## [ASSIGNED TASK]
Write down the whole listing below again without changing a word.

____

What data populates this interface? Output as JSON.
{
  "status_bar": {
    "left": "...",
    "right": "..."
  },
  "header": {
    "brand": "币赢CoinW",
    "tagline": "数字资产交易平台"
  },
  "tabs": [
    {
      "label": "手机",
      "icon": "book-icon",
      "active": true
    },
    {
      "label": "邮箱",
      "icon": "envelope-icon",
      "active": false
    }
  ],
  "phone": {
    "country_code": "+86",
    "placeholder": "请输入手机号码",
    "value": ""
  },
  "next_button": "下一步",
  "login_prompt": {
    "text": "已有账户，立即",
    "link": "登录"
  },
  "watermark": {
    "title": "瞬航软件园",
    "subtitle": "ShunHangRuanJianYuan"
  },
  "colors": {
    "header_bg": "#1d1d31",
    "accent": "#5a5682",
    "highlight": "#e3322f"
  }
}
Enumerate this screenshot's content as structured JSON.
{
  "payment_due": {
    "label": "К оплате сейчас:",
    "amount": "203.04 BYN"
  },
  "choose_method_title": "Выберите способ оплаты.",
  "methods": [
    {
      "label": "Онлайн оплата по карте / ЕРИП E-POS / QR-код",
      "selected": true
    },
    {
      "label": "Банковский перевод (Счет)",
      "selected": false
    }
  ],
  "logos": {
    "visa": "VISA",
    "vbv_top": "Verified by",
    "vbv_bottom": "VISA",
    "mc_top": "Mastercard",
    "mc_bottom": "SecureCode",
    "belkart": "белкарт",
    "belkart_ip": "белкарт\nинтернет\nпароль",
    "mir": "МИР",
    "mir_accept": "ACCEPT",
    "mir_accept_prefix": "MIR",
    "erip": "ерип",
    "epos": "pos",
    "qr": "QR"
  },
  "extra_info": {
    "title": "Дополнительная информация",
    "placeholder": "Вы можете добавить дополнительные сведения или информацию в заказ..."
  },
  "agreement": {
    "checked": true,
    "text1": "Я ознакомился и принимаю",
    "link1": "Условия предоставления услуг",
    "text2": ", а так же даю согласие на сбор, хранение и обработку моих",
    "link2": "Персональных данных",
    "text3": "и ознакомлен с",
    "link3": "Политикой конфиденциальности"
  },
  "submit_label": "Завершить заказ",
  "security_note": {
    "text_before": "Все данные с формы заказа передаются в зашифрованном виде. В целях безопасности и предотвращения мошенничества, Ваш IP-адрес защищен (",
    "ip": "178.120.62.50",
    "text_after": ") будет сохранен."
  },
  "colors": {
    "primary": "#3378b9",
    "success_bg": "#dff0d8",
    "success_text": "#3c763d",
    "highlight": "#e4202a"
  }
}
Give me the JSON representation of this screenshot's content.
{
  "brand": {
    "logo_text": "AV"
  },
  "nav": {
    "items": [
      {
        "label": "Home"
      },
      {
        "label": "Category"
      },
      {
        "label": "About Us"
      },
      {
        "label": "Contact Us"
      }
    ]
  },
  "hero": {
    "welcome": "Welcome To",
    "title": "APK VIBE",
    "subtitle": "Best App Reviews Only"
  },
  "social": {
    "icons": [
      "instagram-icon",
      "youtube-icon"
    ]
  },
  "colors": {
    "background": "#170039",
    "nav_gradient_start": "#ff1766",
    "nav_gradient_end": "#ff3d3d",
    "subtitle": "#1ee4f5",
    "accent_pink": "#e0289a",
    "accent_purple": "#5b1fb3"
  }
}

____

## [WRITTEN REPLY]
What data populates this interface? Output as JSON.
{
  "status_bar": {
    "left": "...",
    "right": "..."
  },
  "header": {
    "brand": "币赢CoinW",
    "tagline": "数字资产交易平台"
  },
  "tabs": [
    {
      "label": "手机",
      "icon": "book-icon",
      "active": true
    },
    {
      "label": "邮箱",
      "icon": "envelope-icon",
      "active": false
    }
  ],
  "phone": {
    "country_code": "+86",
    "placeholder": "请输入手机号码",
    "value": ""
  },
  "next_button": "下一步",
  "login_prompt": {
    "text": "已有账户，立即",
    "link": "登录"
  },
  "watermark": {
    "title": "瞬航软件园",
    "subtitle": "ShunHangRuanJianYuan"
  },
  "colors": {
    "header_bg": "#1d1d31",
    "accent": "#5a5682",
    "highlight": "#e3322f"
  }
}
Enumerate this screenshot's content as structured JSON.
{
  "payment_due": {
    "label": "К оплате сейчас:",
    "amount": "203.04 BYN"
  },
  "choose_method_title": "Выберите способ оплаты.",
  "methods": [
    {
      "label": "Онлайн оплата по карте / ЕРИП E-POS / QR-код",
      "selected": true
    },
    {
      "label": "Банковский перевод (Счет)",
      "selected": false
    }
  ],
  "logos": {
    "visa": "VISA",
    "vbv_top": "Verified by",
    "vbv_bottom": "VISA",
    "mc_top": "Mastercard",
    "mc_bottom": "SecureCode",
    "belkart": "белкарт",
    "belkart_ip": "белкарт\nинтернет\nпароль",
    "mir": "МИР",
    "mir_accept": "ACCEPT",
    "mir_accept_prefix": "MIR",
    "erip": "ерип",
    "epos": "pos",
    "qr": "QR"
  },
  "extra_info": {
    "title": "Дополнительная информация",
    "placeholder": "Вы можете добавить дополнительные сведения или информацию в заказ..."
  },
  "agreement": {
    "checked": true,
    "text1": "Я ознакомился и принимаю",
    "link1": "Условия предоставления услуг",
    "text2": ", а так же даю согласие на сбор, хранение и обработку моих",
    "link2": "Персональных данных",
    "text3": "и ознакомлен с",
    "link3": "Политикой конфиденциальности"
  },
  "submit_label": "Завершить заказ",
  "security_note": {
    "text_before": "Все данные с формы заказа передаются в зашифрованном виде. В целях безопасности и предотвращения мошенничества, Ваш IP-адрес защищен (",
    "ip": "178.120.62.50",
    "text_after": ") будет сохранен."
  },
  "colors": {
    "primary": "#3378b9",
    "success_bg": "#dff0d8",
    "success_text": "#3c763d",
    "highlight": "#e4202a"
  }
}
Give me the JSON representation of this screenshot's content.
{
  "brand": {
    "logo_text": "AV"
  },
  "nav": {
    "items": [
      {
        "label": "Home"
      },
      {
        "label": "Category"
      },
      {
        "label": "About Us"
      },
      {
        "label": "Contact Us"
      }
    ]
  },
  "hero": {
    "welcome": "Welcome To",
    "title": "APK VIBE",
    "subtitle": "Best App Reviews Only"
  },
  "social": {
    "icons": [
      "instagram-icon",
      "youtube-icon"
    ]
  },
  "colors": {
    "background": "#170039",
    "nav_gradient_start": "#ff1766",
    "nav_gradient_end": "#ff3d3d",
    "subtitle": "#1ee4f5",
    "accent_pink": "#e0289a",
    "accent_purple": "#5b1fb3"
  }
}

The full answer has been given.